Here’s the latest from the crossroads of faith, media & culture: 01/27/23 Never again? Today we remember those that suffered during the Holocaust, but also pledge to continue fighting for justice for present-day victims of genocide, including Uyghurs and other Turkic peoples of East Turkistan – Prime Minister Salih Hudayar of the East Turkistan […]
Here’s the latest from the crossroads of faith, media & culture: 04/13/22
Passion project. Based on a true story, Father Stu starring Mark Wahlberg arrives in theaters today. The film is definitely close to the heart of the actor who gained 30 pounds for the role and sees it as his transition into more purposeful filmmaking. The R-rated biopic tells the gritty-but-inspirational true story of amateur boxer-turned aspiring actor-turned priest Stuart Long. Written and directed by Rosalind Ross, the movie co-stars Mel Gibson and Jacki Weaver as his estranged parents, Malcolm McDowell as the monsignor who takes a chance on him despite his less-than-devout past and Teresa Ruiz as the Catholic Sunday school teacher who changes the course of his life. My review follows the trailer.
IHMO: While it’s refreshing to see a major Hollywood film about priests that isn’t about pedophilia (I’ve known many priests over the years who definitely don’t deserve that broad-stroke slur), in an understandable not to be labeled another saccharine faith-based movie, Father Stu tries very hard (too hard) to earn the adjective gritty. It does so largely through crude language (much of it spoken by Gibson) that is a tad over the top and not necessary to convey the essence of the characters or the story. At the same time, (unless I missed it) I don’t believe there’s a single mention in the film about the Church’s pedophilia scandals which broke during Stuart’s long journey to ordination. That also seems a little off since it seems natural that someone in his life would have brought it up and I think also think the audience expects the issue to at least be touched on.
That said, Wahlberg does a great job portraying a complex and very sympathetic man who moves past his own ego toward a devotion to God and helping others. I’m not sure the dramatic weight gain (depicting Stuart Long’s transition from a boxer to a wheelchair-bound priest suffering from a rare degenerative disease) that the actor admits took a physical toll on him was necessary. The same effect could have been achieved with prosthetic makeup and a fat-suit. Gaining weight for a movie role is somehow seen as the international symbol for serious acting but I say don’t mess with your health.
The rest of the cast is also first-rate, delivering very believable performances. Ruiz particularly shines as the woman who brings Stuart to the Church, ends up hoping to marry him and then loses him to that same Church. Gibson and Weaver are also really good as his separated parents who seem to find their way to a some sort of reconciliation as the story progresses. We never really find out for sure if they got together again – or anything about what happened to any of the supporting characters after the end of story.

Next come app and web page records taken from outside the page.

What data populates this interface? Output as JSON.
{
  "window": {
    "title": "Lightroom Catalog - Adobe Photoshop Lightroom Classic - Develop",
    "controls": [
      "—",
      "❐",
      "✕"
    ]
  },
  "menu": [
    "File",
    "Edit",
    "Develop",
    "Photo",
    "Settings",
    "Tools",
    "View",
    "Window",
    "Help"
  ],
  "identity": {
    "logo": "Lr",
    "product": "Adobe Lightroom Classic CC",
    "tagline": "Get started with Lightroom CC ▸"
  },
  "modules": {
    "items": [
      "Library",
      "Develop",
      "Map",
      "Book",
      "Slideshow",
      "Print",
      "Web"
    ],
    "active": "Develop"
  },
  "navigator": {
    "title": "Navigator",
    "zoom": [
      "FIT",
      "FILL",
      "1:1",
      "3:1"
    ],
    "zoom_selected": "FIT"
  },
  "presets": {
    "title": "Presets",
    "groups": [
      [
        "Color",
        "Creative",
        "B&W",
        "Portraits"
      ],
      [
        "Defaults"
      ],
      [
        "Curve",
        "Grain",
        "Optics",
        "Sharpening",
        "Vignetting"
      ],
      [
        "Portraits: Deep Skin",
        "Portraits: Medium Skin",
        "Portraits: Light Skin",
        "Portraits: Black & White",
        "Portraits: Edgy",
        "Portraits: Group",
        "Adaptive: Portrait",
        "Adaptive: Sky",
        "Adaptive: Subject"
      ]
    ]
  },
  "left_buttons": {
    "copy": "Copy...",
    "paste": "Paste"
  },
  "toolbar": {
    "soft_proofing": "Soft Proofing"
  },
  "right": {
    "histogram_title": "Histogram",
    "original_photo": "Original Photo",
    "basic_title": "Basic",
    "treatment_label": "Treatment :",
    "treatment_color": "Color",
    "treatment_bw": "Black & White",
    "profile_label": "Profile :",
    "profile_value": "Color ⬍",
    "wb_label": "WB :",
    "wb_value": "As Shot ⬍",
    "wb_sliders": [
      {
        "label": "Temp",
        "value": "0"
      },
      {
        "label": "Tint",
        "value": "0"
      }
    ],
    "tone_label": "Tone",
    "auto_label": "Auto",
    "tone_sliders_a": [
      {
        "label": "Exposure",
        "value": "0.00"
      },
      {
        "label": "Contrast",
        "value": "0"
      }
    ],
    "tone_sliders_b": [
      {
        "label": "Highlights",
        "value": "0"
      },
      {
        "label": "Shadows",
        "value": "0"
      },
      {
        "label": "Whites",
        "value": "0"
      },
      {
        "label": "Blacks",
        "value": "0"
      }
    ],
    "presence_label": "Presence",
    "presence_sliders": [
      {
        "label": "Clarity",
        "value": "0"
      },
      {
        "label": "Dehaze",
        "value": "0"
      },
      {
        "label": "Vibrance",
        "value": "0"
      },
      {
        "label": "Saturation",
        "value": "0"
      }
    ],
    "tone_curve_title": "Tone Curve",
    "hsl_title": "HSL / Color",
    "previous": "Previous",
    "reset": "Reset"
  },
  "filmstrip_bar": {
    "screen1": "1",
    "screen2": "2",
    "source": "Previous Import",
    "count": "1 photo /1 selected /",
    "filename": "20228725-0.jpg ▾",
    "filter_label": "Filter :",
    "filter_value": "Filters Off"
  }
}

I think being told what happened to the important people in Stuart’s life would have been a nice touch.
Bottom line: Father Stu is a flawed-but-good movie that will appeal to Catholic audiences. How far it reaches beyond the choir is an open question.

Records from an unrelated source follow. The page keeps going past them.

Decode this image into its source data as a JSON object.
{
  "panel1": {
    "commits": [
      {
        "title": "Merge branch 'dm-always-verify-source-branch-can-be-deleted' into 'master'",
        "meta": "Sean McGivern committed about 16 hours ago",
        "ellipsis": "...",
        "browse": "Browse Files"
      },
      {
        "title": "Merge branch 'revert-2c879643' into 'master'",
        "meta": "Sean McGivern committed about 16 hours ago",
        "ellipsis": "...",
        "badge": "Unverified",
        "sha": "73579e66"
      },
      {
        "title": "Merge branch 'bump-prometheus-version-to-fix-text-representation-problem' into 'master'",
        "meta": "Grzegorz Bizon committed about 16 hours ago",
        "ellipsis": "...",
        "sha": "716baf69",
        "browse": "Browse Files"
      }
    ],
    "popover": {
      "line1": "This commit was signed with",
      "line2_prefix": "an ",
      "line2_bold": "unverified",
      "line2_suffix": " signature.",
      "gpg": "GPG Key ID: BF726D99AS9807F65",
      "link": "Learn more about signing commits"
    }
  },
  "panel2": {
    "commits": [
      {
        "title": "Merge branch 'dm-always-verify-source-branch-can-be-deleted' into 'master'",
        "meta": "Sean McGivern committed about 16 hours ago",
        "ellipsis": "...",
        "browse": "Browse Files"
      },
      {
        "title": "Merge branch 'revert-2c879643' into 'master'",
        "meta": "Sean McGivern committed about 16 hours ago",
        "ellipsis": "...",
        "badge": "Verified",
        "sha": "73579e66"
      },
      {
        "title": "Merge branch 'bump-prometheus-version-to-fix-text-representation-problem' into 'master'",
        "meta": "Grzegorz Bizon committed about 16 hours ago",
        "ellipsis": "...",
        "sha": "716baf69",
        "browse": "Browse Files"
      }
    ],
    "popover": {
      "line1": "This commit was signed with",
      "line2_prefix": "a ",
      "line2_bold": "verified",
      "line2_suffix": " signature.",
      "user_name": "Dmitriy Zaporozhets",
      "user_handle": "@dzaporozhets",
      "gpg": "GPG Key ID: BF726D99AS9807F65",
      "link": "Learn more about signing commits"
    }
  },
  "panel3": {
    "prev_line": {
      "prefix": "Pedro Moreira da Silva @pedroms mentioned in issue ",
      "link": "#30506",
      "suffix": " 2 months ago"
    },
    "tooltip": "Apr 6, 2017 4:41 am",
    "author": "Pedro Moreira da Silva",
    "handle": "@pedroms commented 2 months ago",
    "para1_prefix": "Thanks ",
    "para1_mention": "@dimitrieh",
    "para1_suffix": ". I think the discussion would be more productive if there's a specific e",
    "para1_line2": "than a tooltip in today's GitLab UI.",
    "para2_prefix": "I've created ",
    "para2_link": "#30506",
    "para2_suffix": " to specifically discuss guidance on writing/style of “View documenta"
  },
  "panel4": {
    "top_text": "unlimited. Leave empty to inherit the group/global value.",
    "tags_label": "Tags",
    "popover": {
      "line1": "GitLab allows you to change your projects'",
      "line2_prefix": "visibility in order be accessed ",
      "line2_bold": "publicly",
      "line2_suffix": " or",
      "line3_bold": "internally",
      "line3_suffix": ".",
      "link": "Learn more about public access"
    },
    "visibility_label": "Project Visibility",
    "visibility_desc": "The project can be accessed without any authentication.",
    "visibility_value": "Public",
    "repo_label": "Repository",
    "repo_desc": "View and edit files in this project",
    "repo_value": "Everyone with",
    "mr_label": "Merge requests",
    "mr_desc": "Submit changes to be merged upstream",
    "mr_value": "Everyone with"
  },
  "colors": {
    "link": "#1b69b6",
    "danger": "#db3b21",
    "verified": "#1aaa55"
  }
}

Fox News continues to rock the ratings. For instance, Sunday night’s combo of The Next Revolution with Steve Hilton and The Jesus I Know special hosted by author and television icon Kathie Lee Gifford garnered almost 1.1 million viewers, easily besting the total of 617,000 viewers garnered by the premiere showing of CNN’s heavily-promoted documentary film Roadrunner: A Film about Anthony Bourdain.
Note: An extended, three-part version of The Jesus I Know is currently streaming on Fox Nation.
Meanwhile, a new national survey conducted April 5th through April 8th of over 1,000 people finds that 68.2 percent of them say that recent revelations about Disney creating sexually-woke content for kids makes them less likely to give the corporation their money. That’s bad news not just for Disney theme parts but also for its movies and Disney+ streaming platform.
According to Mark Meckler, President of Convention of States Action which commissioned the survey, “These numbers reveal clearly that 2022’s parent’s revolt movement is growing stronger every day. Parents are infuriated by the widespread leftists assault on their kids. Disney is about to learn that attempting to ideologically and sexually groom our children is a recipe for brand destruction, costing the company massively in both customers and revenue. Who in the hell is in charge at Disney?” He continues “Our numbers also found that parents are actively seeking family-friendly alternatives to Disney, which is great news for our friends at The Daily Wire Kids, at Angel Studios and for creators looking to capitalize on a massive marketplace opportunity to provide more than two-thirds of parents the family-friendly choices they’re looking for.”
Exactly, which is why, as I’ve said before, Fox needs to extend its trusted against-the-woke-grain news network brand to its struggling broadcast entertainment network.
BTW, as Easter and Passover approach, another Convention of States Action poll finds that 72.6 percent of those asked believe the moral lessons found in the holidays are important to ensuring a strong America for future generations.
Encourage one another and build each other up – 1 Thessalonians 5:11